Open Access This article is licensed under a Creative Commons Attribution 4.0 International License, which permits use, sharing, adaptation, distribution and reproduction in any medium or format, as long as you give appropriate credit to the original author(s) and the source, provide a link to the Creative Commons licence, and indicate if changes were made. The images or other third party material in this article are included in the article's Creative Commons licence, unless indicated otherwise in a credit line to the material. If material is not included in the article's Creative Commons licence and your intended use is not permitted by statutory regulation or exceeds the permitted use, you will need to obtain permission directly from the copyright holder. To view a copy of this licence, visit http://creativecommons.org/licenses/by/4.0/.

Reprints and Permissions

About this article

Verify currency and authenticity via CrossMark

Cite this article

Zwirner, J., Kulakofsky, R., Fitzek, A. et al. Forensic biomarkers of lethal traumatic brain injury. Int J Legal Med 136, 871–886 (2022). https://doi.org/10.1007/s00414-022-02785-2

Download citation

  • Received:

  • Accepted:

  • Published:

  • Issue Date:

  • DOI: https://doi.org/10.1007/s00414-022-02785-2

Keywords

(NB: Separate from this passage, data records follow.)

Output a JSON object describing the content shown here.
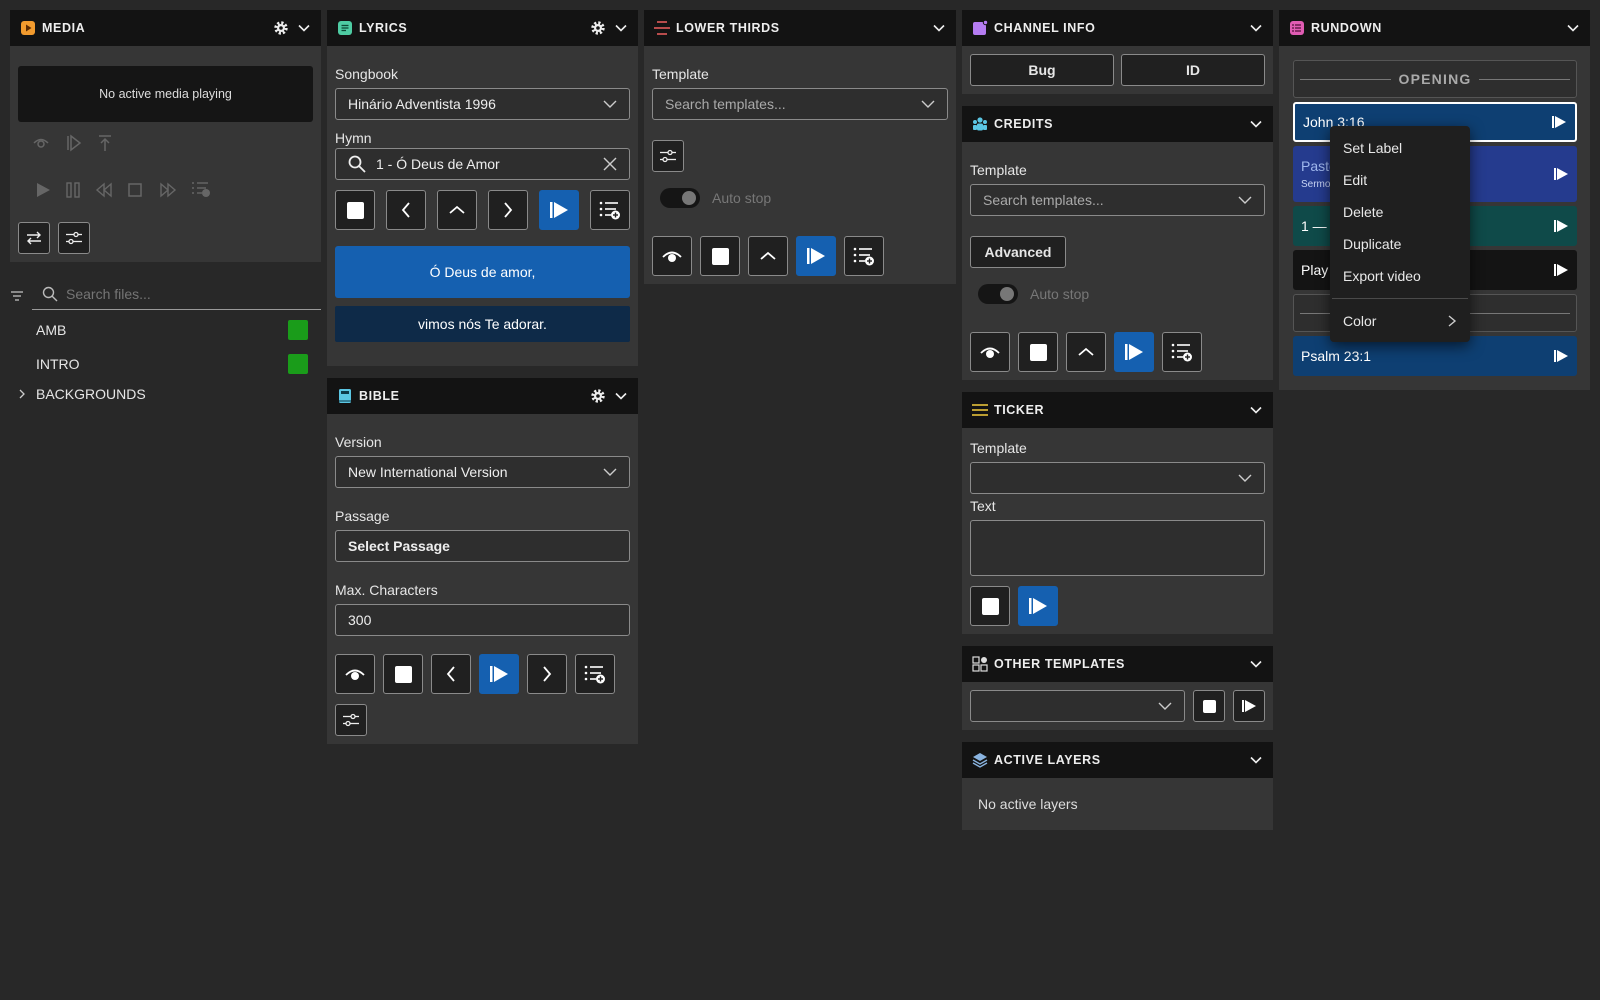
{
  "colors": {
    "accent_blue": "#1560b0",
    "media_icon": "#f29b2e",
    "lyrics_icon": "#4ecca3",
    "lower_thirds_icon": "#e35b5b",
    "channel_info_icon": "#b57cf2",
    "credits_icon": "#5bc6e3",
    "ticker_icon": "#e8c23a",
    "rundown_icon": "#e05cb3",
    "status_green": "#1a9c1a"
  },
  "media": {
    "title": "MEDIA",
    "status": "No active media playing",
    "search_placeholder": "Search files...",
    "files": [
      {
        "name": "AMB"
      },
      {
        "name": "INTRO"
      }
    ],
    "folder": "BACKGROUNDS"
  },
  "lyrics": {
    "title": "LYRICS",
    "songbook_label": "Songbook",
    "songbook_value": "Hinário Adventista 1996",
    "hymn_label": "Hymn",
    "hymn_value": "1 - Ó Deus de Amor",
    "line1": "Ó Deus de amor,",
    "line2": "vimos nós Te adorar."
  },
  "bible": {
    "title": "BIBLE",
    "version_label": "Version",
    "version_value": "New International Version",
    "passage_label": "Passage",
    "passage_button": "Select Passage",
    "maxchars_label": "Max. Characters",
    "maxchars_value": "300"
  },
  "lower_thirds": {
    "title": "LOWER THIRDS",
    "template_label": "Template",
    "template_placeholder": "Search templates...",
    "auto_stop": "Auto stop"
  },
  "channel_info": {
    "title": "CHANNEL INFO",
    "bug": "Bug",
    "id": "ID"
  },
  "credits": {
    "title": "CREDITS",
    "template_label": "Template",
    "template_placeholder": "Search templates...",
    "advanced": "Advanced",
    "auto_stop": "Auto stop"
  },
  "ticker": {
    "title": "TICKER",
    "template_label": "Template",
    "text_label": "Text"
  },
  "other_templates": {
    "title": "OTHER TEMPLATES"
  },
  "active_layers": {
    "title": "ACTIVE LAYERS",
    "empty": "No active layers"
  },
  "rundown": {
    "title": "RUNDOWN",
    "section": "OPENING",
    "items": [
      {
        "label": "John 3:16"
      },
      {
        "label": "Pasto",
        "sub": "Sermo"
      },
      {
        "label": "1 —"
      },
      {
        "label": "Play"
      },
      {
        "label": "Psalm 23:1"
      }
    ]
  },
  "context_menu": {
    "items": [
      "Set Label",
      "Edit",
      "Delete",
      "Duplicate",
      "Export video"
    ],
    "color": "Color"
  }
}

  • Biomarker
  • Cause of death
  • Forensic biochemistry
  • Survival time
  • Time since death
  • Traumatic brain injury
  • Post-mortem